Cons:

  1.  You’ll need some discipline.  Make that quite a bit of discipline.  It’s really easy to let a stack of DVDs sit, and sit…and sit some more.  It’s even easier to start a course only to find you never finished it.  Be honest with yourself and what you are likely to accomplish.
  2. The quality of the DVDs/CDs will be fine, but in a world of surround sound and fast paced cable shows you will be astonished at how slow a lecture moves.  Speakers that are dynamic in person are often diminished on film when you lose the energy of the audience as well.  And beware if you stop a DVD and try to find your place again later!  When the “scene” never changes, it can be frustrating to try and relocate your stopping point.
  3. Interaction is often limited.  Live webinars and conferences will give you an opportunity to ask questions, but other options lack this ability.

In the examples above, I’m referring to ASHA-approved course,s which are required for the ACE award and can be tracked through the ASHA CEU Registry.  However, ASHA does permit other CEU credits to count toward your certification maintenance.  Check the guidelines for information on continuing education credits without pre-approval.

Kim Lewis is a pediatric clinician in Greensboro, NC and blogs at ActivityTailor.com.  Attendance at the ASHA convention this fall qualified her for an ACE award (7.0+ CEUs in a 36 month period).

Comments

  1. Great article and timely, as I have only one year left before my certification comes up for renewal. I will add another piece of advice – check with your state regarding the laws about taking video/online courses for CEUs. My state (NH) has just implemented a law that states no more than 50% of the credits can be earned online or by video presentation. This will force me to attend more live seminars which is costly, time-consuming, and takes me away from my school duties.

  2. Pamela Monast says:

    You are correct about the opportunities at conventions and meetings however most conventions and many day seminars are ridiculously expensive now. As my rate and hours are being cut due to Medicaid reform in FL,, I find I can no longer afford to do these. I renewed this time for the grand total of $10.00. I does take self discipline and planning but is well worth it. Good luck to you all.

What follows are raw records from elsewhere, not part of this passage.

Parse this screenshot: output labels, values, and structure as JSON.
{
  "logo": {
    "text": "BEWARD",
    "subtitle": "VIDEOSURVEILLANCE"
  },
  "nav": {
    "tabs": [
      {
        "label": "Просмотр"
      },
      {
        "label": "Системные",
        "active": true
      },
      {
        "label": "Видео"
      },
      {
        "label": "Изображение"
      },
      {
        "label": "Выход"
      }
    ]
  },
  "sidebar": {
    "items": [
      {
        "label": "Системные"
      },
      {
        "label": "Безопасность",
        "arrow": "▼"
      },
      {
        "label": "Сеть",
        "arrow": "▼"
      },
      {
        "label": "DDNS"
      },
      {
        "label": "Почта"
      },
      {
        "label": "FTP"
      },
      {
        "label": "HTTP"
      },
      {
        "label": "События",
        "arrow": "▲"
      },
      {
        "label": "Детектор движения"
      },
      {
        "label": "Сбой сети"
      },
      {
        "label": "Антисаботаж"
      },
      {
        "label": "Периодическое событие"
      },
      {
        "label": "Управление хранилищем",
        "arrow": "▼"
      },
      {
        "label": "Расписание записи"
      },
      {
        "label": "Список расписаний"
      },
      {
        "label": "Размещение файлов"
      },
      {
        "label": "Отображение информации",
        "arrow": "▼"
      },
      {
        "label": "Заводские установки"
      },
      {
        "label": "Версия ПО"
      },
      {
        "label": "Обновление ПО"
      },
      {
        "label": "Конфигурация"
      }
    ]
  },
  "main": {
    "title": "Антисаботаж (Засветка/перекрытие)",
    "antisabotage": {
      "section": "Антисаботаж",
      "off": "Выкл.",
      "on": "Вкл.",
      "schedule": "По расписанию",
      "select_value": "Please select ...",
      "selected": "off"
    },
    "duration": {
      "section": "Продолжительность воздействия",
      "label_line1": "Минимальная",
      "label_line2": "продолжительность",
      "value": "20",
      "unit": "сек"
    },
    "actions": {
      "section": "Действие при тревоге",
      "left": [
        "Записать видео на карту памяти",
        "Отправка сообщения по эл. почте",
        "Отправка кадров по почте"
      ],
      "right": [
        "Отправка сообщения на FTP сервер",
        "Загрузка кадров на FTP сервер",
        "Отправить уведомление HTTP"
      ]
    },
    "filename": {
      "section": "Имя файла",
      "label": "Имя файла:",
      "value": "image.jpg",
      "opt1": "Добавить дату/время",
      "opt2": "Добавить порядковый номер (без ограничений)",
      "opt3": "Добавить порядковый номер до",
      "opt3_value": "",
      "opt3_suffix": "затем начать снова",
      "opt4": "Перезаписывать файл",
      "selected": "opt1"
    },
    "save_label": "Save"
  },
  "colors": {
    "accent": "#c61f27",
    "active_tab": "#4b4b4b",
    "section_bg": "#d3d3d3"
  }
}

  3. Pam, I know that other related professions like PT have stipulations like this, but didn’t realize that some state boards for SLPs required it as well. (***Note: always check with your own state board/certification agencies!) I’m not sure I agree with the policy myself. I’m guessing the underlying principle is that “in person” seminars most often yield the most complete learning package, but I don’t always think this is true. While I’ve been to seminars with hands-on practice, there are plenty of others that are simply attendance at a lecture and could have easily been handled by another medium. I also worry that SLPs in areas with limited “live” resources will be forced to attend those that don’t pertain well to their scope of practice just to maintain compliance. What a shame!

    I would encourage any SLP concerned with the issue get involved in educating their board and/or contacting ASHA for assistance with advocacy.

    Happy new year to you! Kim

    • Thanks for your response, Kim. Another plus for online/video seminars – I have ADHD and often lose focus in a large-group session. I try to sit near the front which helps, but sometimes can’t, and often end up in the rear where there always seem to be people who carry on side conversations/asides that distract me terribly. Many online/video seminars require the participant to complete a post-test which most live seminars do not. I agree, we need to advocate for ourselves and get these points across. I will do just that, as I believe this issue will negatively affect a good portion of our state’s SLPs, especially the school-based ones.

      • Pamela Monast says:

        Florida does not yet have a requirement about live vs online for SLP’s and I sincerely hope they never do. Live is just cost prohibitive now. Thanks for all the discussion